[Stored dataset items]
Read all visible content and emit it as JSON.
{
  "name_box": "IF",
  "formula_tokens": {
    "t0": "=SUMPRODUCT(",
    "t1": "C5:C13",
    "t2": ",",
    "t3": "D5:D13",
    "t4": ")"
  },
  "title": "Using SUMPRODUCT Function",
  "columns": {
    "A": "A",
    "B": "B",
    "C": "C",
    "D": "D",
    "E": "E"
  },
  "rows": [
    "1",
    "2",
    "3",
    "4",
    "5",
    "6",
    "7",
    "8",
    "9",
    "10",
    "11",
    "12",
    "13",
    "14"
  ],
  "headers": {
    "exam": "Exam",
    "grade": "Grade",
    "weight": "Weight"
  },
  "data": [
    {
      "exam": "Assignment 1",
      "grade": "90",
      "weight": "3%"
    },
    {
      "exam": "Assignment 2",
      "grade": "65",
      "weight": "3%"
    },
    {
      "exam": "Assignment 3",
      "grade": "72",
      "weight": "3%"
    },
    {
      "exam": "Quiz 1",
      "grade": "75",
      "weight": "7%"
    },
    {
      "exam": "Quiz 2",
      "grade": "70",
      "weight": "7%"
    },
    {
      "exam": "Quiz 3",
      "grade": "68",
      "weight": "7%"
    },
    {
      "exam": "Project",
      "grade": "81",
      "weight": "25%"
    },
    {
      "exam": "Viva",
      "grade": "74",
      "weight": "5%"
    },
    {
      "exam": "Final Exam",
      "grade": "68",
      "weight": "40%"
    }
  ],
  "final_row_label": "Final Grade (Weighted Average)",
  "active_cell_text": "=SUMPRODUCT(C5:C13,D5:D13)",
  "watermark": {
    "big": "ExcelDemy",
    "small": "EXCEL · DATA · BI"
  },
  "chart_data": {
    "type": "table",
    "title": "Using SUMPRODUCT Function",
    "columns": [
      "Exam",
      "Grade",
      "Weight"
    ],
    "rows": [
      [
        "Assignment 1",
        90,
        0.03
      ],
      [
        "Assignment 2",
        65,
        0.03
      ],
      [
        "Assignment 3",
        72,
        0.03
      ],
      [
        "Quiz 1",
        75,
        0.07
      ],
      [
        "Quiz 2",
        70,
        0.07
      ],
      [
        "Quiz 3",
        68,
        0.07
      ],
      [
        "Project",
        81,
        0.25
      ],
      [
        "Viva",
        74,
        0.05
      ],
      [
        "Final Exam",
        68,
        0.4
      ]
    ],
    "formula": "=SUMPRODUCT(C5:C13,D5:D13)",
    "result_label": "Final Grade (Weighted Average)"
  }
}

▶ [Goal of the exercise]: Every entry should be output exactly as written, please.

▶ [Response below]:
Read all visible content and emit it as JSON.
{
  "name_box": "IF",
  "formula_tokens": {
    "t0": "=SUMPRODUCT(",
    "t1": "C5:C13",
    "t2": ",",
    "t3": "D5:D13",
    "t4": ")"
  },
  "title": "Using SUMPRODUCT Function",
  "columns": {
    "A": "A",
    "B": "B",
    "C": "C",
    "D": "D",
    "E": "E"
  },
  "rows": [
    "1",
    "2",
    "3",
    "4",
    "5",
    "6",
    "7",
    "8",
    "9",
    "10",
    "11",
    "12",
    "13",
    "14"
  ],
  "headers": {
    "exam": "Exam",
    "grade": "Grade",
    "weight": "Weight"
  },
  "data": [
    {
      "exam": "Assignment 1",
      "grade": "90",
      "weight": "3%"
    },
    {
      "exam": "Assignment 2",
      "grade": "65",
      "weight": "3%"
    },
    {
      "exam": "Assignment 3",
      "grade": "72",
      "weight": "3%"
    },
    {
      "exam": "Quiz 1",
      "grade": "75",
      "weight": "7%"
    },
    {
      "exam": "Quiz 2",
      "grade": "70",
      "weight": "7%"
    },
    {
      "exam": "Quiz 3",
      "grade": "68",
      "weight": "7%"
    },
    {
      "exam": "Project",
      "grade": "81",
      "weight": "25%"
    },
    {
      "exam": "Viva",
      "grade": "74",
      "weight": "5%"
    },
    {
      "exam": "Final Exam",
      "grade": "68",
      "weight": "40%"
    }
  ],
  "final_row_label": "Final Grade (Weighted Average)",
  "active_cell_text": "=SUMPRODUCT(C5:C13,D5:D13)",
  "watermark": {
    "big": "ExcelDemy",
    "small": "EXCEL · DATA · BI"
  },
  "chart_data": {
    "type": "table",
    "title": "Using SUMPRODUCT Function",
    "columns": [
      "Exam",
      "Grade",
      "Weight"
    ],
    "rows": [
      [
        "Assignment 1",
        90,
        0.03
      ],
      [
        "Assignment 2",
        65,
        0.03
      ],
      [
        "Assignment 3",
        72,
        0.03
      ],
      [
        "Quiz 1",
        75,
        0.07
      ],
      [
        "Quiz 2",
        70,
        0.07
      ],
      [
        "Quiz 3",
        68,
        0.07
      ],
      [
        "Project",
        81,
        0.25
      ],
      [
        "Viva",
        74,
        0.05
      ],
      [
        "Final Exam",
        68,
        0.4
      ]
    ],
    "formula": "=SUMPRODUCT(C5:C13,D5:D13)",
    "result_label": "Final Grade (Weighted Average)"
  }
}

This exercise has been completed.